When Harold Macmillan was Prime Minister many former British Colonies were granted self- government. In 1961 Geoffrey de Freitas was offered the post of High Commissioner of Ghana, formerly the Gold Coast, the first black African country to achieve independence. Four Conservative ex-cabinet ministers had been appointed High Commissioners to ex-colonies liberated under the Wind of Change, but de Freitas was the first to be chosen from the Labour Party.
He welcomed the challenge of having to deal with Kwame Nkrumah, who had been imprisoned by the British and was making somewhat alarming anti-British noises, but he did not want to jeopardise his future with the Labour Party by accepting preferment from the Conservatives. He sought advice from Hugh Gaitskell, the new leader of the Labour Party, who declared it was the most sensible proposal that Macmillan had so far made, and assured de Freitas that it would never be held against him.
Sir Geoffrey - he had been awarded the customary High Commissioner's knighthood - and Lady de Freitas were a great success in Accra, both with the Ghanaians and with the expatriate British community, and after two years de Freitas was asked to move to Nairobi to become the first British Diplomatic Representative to the new Federation of East Africa: Uganda, Tanganyika and Kenya.
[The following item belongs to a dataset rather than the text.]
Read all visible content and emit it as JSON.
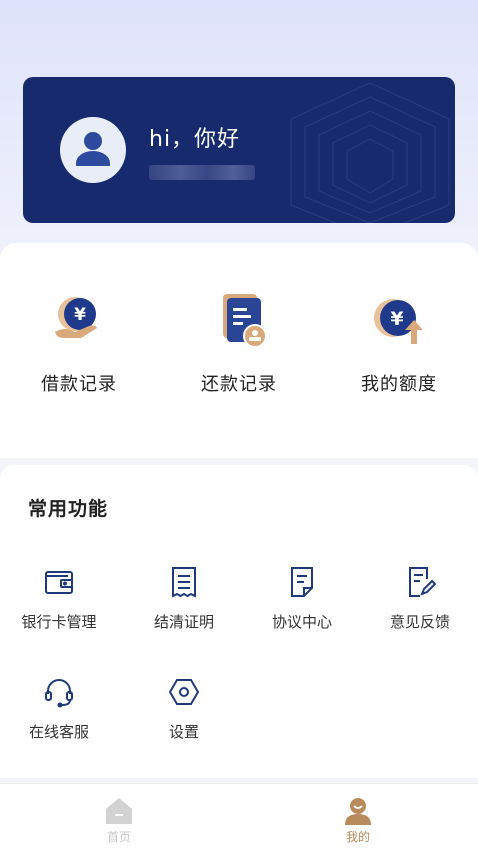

The proposed East African Federation failed to materialise, but Kenya was granted independence under Jomo Kenyatta. The de Freit-ases were the first diplomatic representatives accredited to the new Prime Minister. They spent two months in England being reoriented, and Helen took lessons in Swahili. She had already learnt some Twi, the Ashanti language in Ghana. Their immediate task in Nairobi was to shift the British role - and Kenya's perception of the British role - from that of colonial governing power to that of a diplomatic mission. Helen's tact and easy approachability were of great advantage here.
In 1964 Sir Geoffrey received a surprise message from the Labour Party in Kettering. Their Member of Parliament, Dick Mitchison, was going to the Lords and they were without a candidate at the forthcoming general election.
Would he allow his name to go forward for this safe Labour seat? He relinquished his Commonwealth Relations post and was duly selected from a field of 73, and returned to the House of Commons. But Gaitskell, who had warmly endorsed his leaving the House to go to Ghana, had died the previous year and Harold Wilson, the new Labour leader and now Prime Minister, had no inclination to honour his predecessor's commitment to the former cabinet member.
De Freitas was given no post on the front bench, though he was asked to lead the Labour Party delegation to the assembly of the Council of Europe in 1965 and the following year was elected its President. Helen's fluency in French was greatly appreciated at Strasbourg.
After de Freitas had retired from Parliament, in 1979, he and his wife had more time for travelling, particularly to the United States where two of their children had settled. Helen had always kept her American nationality. As Trustee of Bryn Mawr College she made many visits there, and supported its work with generous donations. She was also an energetic patron of International Social Service, the organisation which was founded to handle the problems of migrants and refugees, which raises money with support from the diplomatic community at its famous Spring Fair, held annually at Kensington Town Hall. She generously used both her time and the fortune she had inherited to support causes on both sides of the Atlantic.
Helen Graham Bell, public servant: born Chicago, Illinois 16 August 1910; married 1938 Geoffrey de Freitas (KCMG 1961, died 1982; three sons, one daughter); died London 14 December 1998.